## Brief
Could you please write out the data shown below, exactly and in full?

----------------------------------------

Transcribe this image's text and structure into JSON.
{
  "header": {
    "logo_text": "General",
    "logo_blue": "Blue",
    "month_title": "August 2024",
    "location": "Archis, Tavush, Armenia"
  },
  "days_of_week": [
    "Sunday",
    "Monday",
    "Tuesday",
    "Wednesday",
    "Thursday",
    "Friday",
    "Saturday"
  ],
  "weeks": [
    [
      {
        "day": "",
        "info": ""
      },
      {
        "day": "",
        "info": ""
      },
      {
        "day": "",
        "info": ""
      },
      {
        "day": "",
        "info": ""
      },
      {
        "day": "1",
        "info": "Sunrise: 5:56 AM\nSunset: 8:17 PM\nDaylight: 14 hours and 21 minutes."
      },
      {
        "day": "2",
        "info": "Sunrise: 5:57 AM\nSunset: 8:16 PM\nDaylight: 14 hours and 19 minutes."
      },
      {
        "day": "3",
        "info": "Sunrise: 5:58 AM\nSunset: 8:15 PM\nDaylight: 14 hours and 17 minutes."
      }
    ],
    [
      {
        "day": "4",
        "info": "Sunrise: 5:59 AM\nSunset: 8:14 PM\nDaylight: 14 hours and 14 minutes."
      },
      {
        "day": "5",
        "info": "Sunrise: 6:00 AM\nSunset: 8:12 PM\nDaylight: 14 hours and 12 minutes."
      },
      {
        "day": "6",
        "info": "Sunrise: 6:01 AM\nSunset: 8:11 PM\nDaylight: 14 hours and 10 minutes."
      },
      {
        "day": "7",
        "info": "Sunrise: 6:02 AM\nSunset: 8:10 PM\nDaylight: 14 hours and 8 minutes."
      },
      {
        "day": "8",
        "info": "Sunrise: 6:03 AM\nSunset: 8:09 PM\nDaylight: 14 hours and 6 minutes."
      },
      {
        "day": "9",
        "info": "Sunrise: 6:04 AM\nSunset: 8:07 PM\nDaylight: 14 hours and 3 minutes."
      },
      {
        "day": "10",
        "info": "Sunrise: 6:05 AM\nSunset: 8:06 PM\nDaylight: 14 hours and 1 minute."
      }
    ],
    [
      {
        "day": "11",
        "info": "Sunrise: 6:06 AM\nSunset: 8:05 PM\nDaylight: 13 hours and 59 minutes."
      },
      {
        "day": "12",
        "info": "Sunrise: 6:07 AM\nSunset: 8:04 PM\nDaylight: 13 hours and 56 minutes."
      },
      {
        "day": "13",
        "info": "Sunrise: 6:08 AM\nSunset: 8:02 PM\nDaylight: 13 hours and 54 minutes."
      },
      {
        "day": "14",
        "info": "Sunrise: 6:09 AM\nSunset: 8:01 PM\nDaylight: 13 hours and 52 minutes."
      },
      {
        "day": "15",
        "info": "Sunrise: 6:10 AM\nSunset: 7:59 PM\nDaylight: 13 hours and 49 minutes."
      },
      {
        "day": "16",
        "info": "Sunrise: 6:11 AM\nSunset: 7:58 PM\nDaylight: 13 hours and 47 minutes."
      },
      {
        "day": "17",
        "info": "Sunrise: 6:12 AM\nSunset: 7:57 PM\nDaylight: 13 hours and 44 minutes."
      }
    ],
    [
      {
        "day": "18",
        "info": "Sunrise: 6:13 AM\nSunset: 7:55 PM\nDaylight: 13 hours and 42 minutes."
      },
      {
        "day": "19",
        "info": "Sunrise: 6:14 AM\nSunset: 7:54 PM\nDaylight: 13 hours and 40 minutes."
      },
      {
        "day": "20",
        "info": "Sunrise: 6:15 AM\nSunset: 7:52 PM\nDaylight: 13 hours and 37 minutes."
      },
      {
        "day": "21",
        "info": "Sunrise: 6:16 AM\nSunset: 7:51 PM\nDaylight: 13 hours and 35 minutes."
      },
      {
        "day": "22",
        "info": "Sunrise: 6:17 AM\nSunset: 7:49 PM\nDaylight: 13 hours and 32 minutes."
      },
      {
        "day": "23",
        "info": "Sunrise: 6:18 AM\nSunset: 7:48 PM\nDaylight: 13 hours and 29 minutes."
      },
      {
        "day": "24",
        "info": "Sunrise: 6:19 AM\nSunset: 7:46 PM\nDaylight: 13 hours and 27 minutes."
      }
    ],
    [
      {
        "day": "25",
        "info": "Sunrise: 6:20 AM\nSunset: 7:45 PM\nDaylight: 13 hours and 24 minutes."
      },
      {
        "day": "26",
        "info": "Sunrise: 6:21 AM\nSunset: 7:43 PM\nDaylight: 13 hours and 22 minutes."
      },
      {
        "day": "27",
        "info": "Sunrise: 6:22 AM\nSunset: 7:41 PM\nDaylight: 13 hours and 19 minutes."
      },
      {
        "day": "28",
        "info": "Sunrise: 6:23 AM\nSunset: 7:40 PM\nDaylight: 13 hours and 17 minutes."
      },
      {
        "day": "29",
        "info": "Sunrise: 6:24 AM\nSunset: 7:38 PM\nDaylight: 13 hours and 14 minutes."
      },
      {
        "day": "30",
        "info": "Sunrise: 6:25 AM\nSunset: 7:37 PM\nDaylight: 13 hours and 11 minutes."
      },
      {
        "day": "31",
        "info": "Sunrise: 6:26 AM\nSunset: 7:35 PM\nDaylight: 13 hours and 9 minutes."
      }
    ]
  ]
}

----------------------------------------

## Exercise solution
Transcribe this image's text and structure into JSON.
{
  "header": {
    "logo_text": "General",
    "logo_blue": "Blue",
    "month_title": "August 2024",
    "location": "Archis, Tavush, Armenia"
  },
  "days_of_week": [
    "Sunday",
    "Monday",
    "Tuesday",
    "Wednesday",
    "Thursday",
    "Friday",
    "Saturday"
  ],
  "weeks": [
    [
      {
        "day": "",
        "info": ""
      },
      {
        "day": "",
        "info": ""
      },
      {
        "day": "",
        "info": ""
      },
      {
        "day": "",
        "info": ""
      },
      {
        "day": "1",
        "info": "Sunrise: 5:56 AM\nSunset: 8:17 PM\nDaylight: 14 hours and 21 minutes."
      },
      {
        "day": "2",
        "info": "Sunrise: 5:57 AM\nSunset: 8:16 PM\nDaylight: 14 hours and 19 minutes."
      },
      {
        "day": "3",
        "info": "Sunrise: 5:58 AM\nSunset: 8:15 PM\nDaylight: 14 hours and 17 minutes."
      }
    ],
    [
      {
        "day": "4",
        "info": "Sunrise: 5:59 AM\nSunset: 8:14 PM\nDaylight: 14 hours and 14 minutes."
      },
      {
        "day": "5",
        "info": "Sunrise: 6:00 AM\nSunset: 8:12 PM\nDaylight: 14 hours and 12 minutes."
      },
      {
        "day": "6",
        "info": "Sunrise: 6:01 AM\nSunset: 8:11 PM\nDaylight: 14 hours and 10 minutes."
      },
      {
        "day": "7",
        "info": "Sunrise: 6:02 AM\nSunset: 8:10 PM\nDaylight: 14 hours and 8 minutes."
      },
      {
        "day": "8",
        "info": "Sunrise: 6:03 AM\nSunset: 8:09 PM\nDaylight: 14 hours and 6 minutes."
      },
      {
        "day": "9",
        "info": "Sunrise: 6:04 AM\nSunset: 8:07 PM\nDaylight: 14 hours and 3 minutes."
      },
      {
        "day": "10",
        "info": "Sunrise: 6:05 AM\nSunset: 8:06 PM\nDaylight: 14 hours and 1 minute."
      }
    ],
    [
      {
        "day": "11",
        "info": "Sunrise: 6:06 AM\nSunset: 8:05 PM\nDaylight: 13 hours and 59 minutes."
      },
      {
        "day": "12",
        "info": "Sunrise: 6:07 AM\nSunset: 8:04 PM\nDaylight: 13 hours and 56 minutes."
      },
      {
        "day": "13",
        "info": "Sunrise: 6:08 AM\nSunset: 8:02 PM\nDaylight: 13 hours and 54 minutes."
      },
      {
        "day": "14",
        "info": "Sunrise: 6:09 AM\nSunset: 8:01 PM\nDaylight: 13 hours and 52 minutes."
      },
      {
        "day": "15",
        "info": "Sunrise: 6:10 AM\nSunset: 7:59 PM\nDaylight: 13 hours and 49 minutes."
      },
      {
        "day": "16",
        "info": "Sunrise: 6:11 AM\nSunset: 7:58 PM\nDaylight: 13 hours and 47 minutes."
      },
      {
        "day": "17",
        "info": "Sunrise: 6:12 AM\nSunset: 7:57 PM\nDaylight: 13 hours and 44 minutes."
      }
    ],
    [
      {
        "day": "18",
        "info": "Sunrise: 6:13 AM\nSunset: 7:55 PM\nDaylight: 13 hours and 42 minutes."
      },
      {
        "day": "19",
        "info": "Sunrise: 6:14 AM\nSunset: 7:54 PM\nDaylight: 13 hours and 40 minutes."
      },
      {
        "day": "20",
        "info": "Sunrise: 6:15 AM\nSunset: 7:52 PM\nDaylight: 13 hours and 37 minutes."
      },
      {
        "day": "21",
        "info": "Sunrise: 6:16 AM\nSunset: 7:51 PM\nDaylight: 13 hours and 35 minutes."
      },
      {
        "day": "22",
        "info": "Sunrise: 6:17 AM\nSunset: 7:49 PM\nDaylight: 13 hours and 32 minutes."
      },
      {
        "day": "23",
        "info": "Sunrise: 6:18 AM\nSunset: 7:48 PM\nDaylight: 13 hours and 29 minutes."
      },
      {
        "day": "24",
        "info": "Sunrise: 6:19 AM\nSunset: 7:46 PM\nDaylight: 13 hours and 27 minutes."
      }
    ],
    [
      {
        "day": "25",
        "info": "Sunrise: 6:20 AM\nSunset: 7:45 PM\nDaylight: 13 hours and 24 minutes."
      },
      {
        "day": "26",
        "info": "Sunrise: 6:21 AM\nSunset: 7:43 PM\nDaylight: 13 hours and 22 minutes."
      },
      {
        "day": "27",
        "info": "Sunrise: 6:22 AM\nSunset: 7:41 PM\nDaylight: 13 hours and 19 minutes."
      },
      {
        "day": "28",
        "info": "Sunrise: 6:23 AM\nSunset: 7:40 PM\nDaylight: 13 hours and 17 minutes."
      },
      {
        "day": "29",
        "info": "Sunrise: 6:24 AM\nSunset: 7:38 PM\nDaylight: 13 hours and 14 minutes."
      },
      {
        "day": "30",
        "info": "Sunrise: 6:25 AM\nSunset: 7:37 PM\nDaylight: 13 hours and 11 minutes."
      },
      {
        "day": "31",
        "info": "Sunrise: 6:26 AM\nSunset: 7:35 PM\nDaylight: 13 hours and 9 minutes."
      }
    ]
  ]
}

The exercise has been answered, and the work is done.